  8. Working on it with an inventor. Open the lid and it sets off an alarm to your phone. GPS so you can watch your hives drive down the road. Invisible, sits in the brood box embedded in the frames. Can also put it in honey supers. None can detect until it's too late. And affordable. Soon everyone will be using a hundred.
    Very thorough and practical. Just like a good beekeeper!
  9. Look at the areas that now produce dairy. Contrast with the historically strong dairy regions.
  10. The research on Kanuka is interesting. In terms of who is doing it, WHY they are doing it, and how it is being done. Maybe time to create a thread on it.
  11. Well that was an interesting turn of events.
  12. For number one. That is the UMF Honey Association.
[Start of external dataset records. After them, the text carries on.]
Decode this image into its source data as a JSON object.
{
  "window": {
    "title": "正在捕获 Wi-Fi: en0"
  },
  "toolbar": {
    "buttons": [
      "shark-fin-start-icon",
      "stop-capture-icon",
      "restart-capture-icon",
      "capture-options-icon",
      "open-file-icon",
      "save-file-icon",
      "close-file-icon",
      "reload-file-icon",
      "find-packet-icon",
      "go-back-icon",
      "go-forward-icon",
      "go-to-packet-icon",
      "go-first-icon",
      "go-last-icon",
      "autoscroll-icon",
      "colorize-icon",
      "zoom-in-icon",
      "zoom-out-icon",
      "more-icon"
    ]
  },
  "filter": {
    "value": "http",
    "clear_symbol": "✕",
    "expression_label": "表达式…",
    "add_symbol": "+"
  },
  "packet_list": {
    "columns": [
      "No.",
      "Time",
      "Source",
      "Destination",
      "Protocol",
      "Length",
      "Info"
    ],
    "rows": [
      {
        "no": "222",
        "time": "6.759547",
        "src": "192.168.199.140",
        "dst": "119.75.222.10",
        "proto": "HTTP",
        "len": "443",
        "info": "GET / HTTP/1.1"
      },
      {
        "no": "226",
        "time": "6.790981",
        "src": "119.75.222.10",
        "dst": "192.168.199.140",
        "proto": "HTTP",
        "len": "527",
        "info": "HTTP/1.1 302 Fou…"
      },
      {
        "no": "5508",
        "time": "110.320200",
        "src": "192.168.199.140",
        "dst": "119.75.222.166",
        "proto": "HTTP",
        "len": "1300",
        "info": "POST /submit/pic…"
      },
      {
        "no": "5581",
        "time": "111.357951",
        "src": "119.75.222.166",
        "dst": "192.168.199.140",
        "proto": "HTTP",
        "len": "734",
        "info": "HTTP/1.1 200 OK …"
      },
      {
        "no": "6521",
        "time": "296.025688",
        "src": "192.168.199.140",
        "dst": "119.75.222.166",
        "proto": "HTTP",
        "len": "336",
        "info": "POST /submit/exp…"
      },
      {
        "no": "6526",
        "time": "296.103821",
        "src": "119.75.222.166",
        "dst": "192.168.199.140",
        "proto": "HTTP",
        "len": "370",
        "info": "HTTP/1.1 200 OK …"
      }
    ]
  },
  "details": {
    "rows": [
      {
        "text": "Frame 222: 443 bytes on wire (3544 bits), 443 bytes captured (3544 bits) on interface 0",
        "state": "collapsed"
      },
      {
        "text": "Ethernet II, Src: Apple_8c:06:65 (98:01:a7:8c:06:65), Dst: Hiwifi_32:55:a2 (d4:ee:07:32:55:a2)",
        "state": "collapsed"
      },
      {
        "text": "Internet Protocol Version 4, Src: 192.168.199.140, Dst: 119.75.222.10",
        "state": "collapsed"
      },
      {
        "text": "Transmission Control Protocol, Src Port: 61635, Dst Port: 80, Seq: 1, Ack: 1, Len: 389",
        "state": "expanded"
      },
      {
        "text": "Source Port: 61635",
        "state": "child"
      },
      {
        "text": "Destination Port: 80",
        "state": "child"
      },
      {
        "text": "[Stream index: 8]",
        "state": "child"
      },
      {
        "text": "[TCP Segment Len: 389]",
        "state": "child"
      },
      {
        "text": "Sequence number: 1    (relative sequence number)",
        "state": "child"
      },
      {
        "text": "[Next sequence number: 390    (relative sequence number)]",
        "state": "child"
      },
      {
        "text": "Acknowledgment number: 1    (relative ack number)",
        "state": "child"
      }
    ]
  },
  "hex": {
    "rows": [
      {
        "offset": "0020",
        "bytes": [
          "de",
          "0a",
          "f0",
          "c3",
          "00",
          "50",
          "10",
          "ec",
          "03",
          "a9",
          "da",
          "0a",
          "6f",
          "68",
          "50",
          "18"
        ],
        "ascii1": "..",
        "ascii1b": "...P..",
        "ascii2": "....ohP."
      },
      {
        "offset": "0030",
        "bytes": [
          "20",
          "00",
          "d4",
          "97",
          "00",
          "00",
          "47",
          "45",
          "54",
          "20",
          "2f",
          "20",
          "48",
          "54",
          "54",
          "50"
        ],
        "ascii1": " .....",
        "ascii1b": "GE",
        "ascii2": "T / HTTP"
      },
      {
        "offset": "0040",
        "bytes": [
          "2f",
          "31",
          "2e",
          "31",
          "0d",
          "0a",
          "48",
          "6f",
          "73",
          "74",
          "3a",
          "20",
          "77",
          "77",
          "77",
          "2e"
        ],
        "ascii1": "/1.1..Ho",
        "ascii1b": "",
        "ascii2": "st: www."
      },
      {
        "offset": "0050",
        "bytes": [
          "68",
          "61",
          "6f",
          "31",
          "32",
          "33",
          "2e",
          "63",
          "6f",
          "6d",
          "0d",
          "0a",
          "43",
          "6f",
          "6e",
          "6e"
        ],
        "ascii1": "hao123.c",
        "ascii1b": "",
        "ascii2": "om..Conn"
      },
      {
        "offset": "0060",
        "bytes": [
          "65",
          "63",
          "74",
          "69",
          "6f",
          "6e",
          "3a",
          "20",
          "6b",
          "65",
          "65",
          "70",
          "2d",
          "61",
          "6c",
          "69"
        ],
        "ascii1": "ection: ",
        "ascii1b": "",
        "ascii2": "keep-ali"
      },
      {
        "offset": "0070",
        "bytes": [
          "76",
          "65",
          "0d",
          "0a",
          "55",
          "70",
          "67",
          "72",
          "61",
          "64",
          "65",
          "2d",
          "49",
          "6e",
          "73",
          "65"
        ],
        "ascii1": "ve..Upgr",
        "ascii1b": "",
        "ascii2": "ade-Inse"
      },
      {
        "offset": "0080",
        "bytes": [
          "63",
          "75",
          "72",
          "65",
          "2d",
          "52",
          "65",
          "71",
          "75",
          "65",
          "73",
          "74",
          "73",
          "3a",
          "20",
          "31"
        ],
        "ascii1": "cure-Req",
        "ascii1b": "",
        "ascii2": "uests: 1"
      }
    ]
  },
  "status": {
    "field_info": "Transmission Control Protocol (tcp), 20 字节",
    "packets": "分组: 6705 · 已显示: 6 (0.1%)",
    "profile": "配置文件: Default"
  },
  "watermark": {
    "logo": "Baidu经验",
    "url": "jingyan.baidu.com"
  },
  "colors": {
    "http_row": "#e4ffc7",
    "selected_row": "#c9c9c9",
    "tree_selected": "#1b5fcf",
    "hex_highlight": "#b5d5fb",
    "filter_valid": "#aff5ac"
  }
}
UMFHA.org.nz Key figures are John Rawcliffe; with a background in the nutraceutical health supplement industry and comvita. No idea. That information would usually be difficult to obtain for a listed company; unless it is a significant shareholding. You could find the share register at their head office; and maybe request under the OIA. But I do not know the answer. This is actually relatively new research that is reliable; but methodology is not yet validated. Hence the MPI project. It is a good method and reliable; and this study supports the statements I made previously regarding the use of unique chemical markers to identify Manuka, when the discussion was only just beginning and MPI were circulating questions. Plausible authentication of manuka honey and related products by measuring leptosperin with methyl syringate. - PubMed - NCBI Plausible authentication of manuka honey and related products by measuring leptosperin with methyl syringate. I have a degree in Chemistry; and a specialisation in turning science talk into common sense english.
  13. It was in South Yarra, Melbourne.
  14. The label also clearly states PRODUCT OF AUSTRALIA.
  • Create New...